● Aim of the task:
Search the data below for the string "patterns". Extract every line that contains it.

● Given information:
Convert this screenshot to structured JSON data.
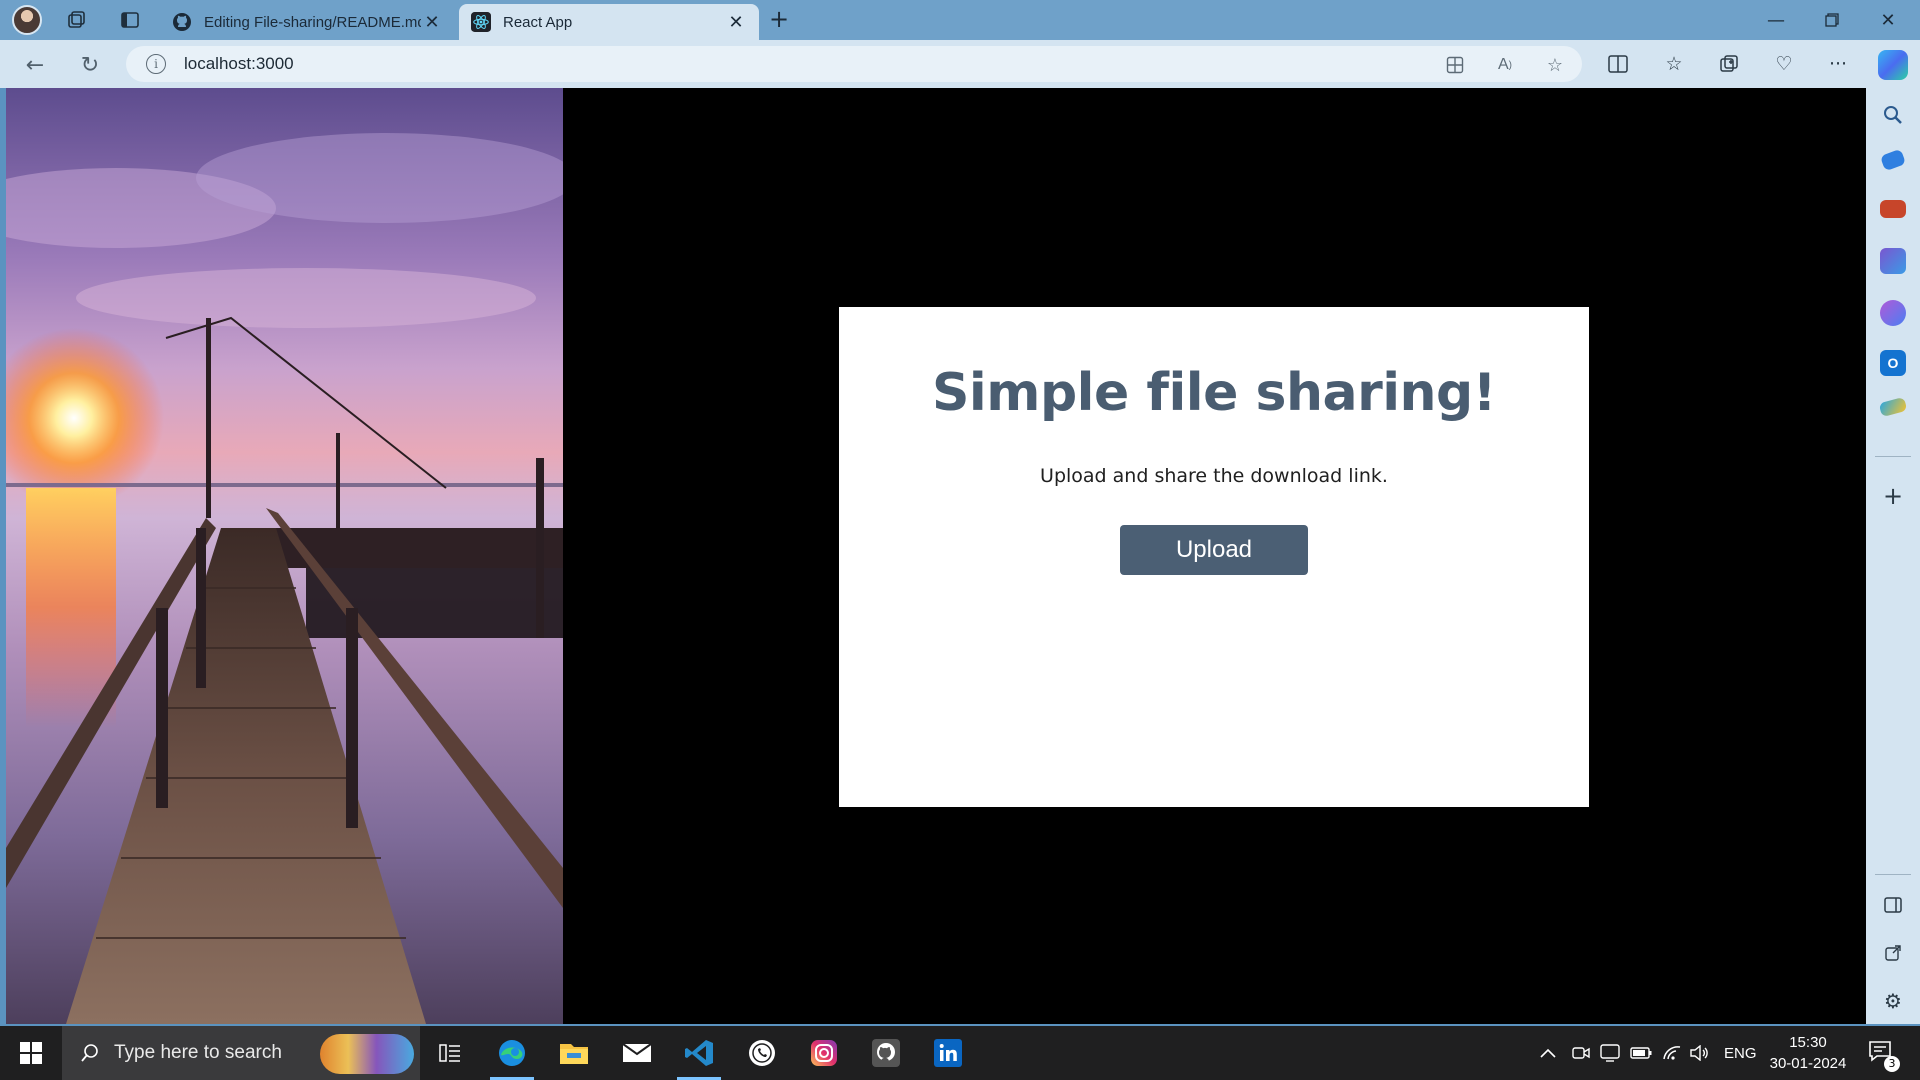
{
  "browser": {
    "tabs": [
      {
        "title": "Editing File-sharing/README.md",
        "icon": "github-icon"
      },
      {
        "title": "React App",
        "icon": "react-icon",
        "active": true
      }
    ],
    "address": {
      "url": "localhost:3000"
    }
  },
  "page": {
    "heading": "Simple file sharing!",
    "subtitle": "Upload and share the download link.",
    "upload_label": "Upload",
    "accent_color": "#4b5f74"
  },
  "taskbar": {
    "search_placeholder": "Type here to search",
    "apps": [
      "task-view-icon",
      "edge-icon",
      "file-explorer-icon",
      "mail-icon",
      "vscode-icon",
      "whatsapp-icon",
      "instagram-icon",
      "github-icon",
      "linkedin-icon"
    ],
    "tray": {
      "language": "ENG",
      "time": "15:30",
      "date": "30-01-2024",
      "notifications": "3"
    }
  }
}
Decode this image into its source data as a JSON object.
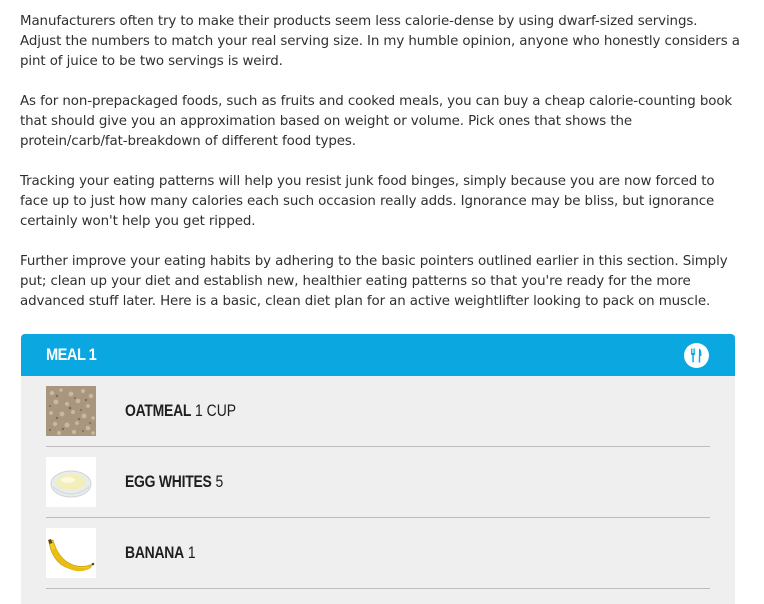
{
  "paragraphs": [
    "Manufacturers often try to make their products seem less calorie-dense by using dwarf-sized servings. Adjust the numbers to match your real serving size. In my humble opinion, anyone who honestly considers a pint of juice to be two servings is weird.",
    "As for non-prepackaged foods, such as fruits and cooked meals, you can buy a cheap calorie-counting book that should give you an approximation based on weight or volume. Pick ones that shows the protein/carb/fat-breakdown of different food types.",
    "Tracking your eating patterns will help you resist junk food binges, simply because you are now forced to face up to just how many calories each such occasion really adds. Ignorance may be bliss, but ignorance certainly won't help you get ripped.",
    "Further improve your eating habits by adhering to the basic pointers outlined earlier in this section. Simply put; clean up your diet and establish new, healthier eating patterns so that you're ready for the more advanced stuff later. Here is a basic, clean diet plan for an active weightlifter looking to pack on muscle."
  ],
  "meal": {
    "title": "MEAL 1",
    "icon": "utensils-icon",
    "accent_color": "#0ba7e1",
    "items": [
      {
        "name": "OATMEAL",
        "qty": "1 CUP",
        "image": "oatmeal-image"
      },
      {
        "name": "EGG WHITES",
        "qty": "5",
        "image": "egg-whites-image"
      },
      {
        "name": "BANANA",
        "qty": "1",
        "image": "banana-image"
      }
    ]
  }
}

● Response to the exercise:
    "Tracking your eating patterns will help you resist junk food binges, simply because you are now forced to face up to just how many calories each such occasion really adds. Ignorance may be bliss, but ignorance certainly won't help you get ripped.",
    "Further improve your eating habits by adhering to the basic pointers outlined earlier in this section. Simply put; clean up your diet and establish new, healthier eating patterns so that you're ready for the more advanced stuff later. Here is a basic, clean diet plan for an active weightlifter looking to pack on muscle."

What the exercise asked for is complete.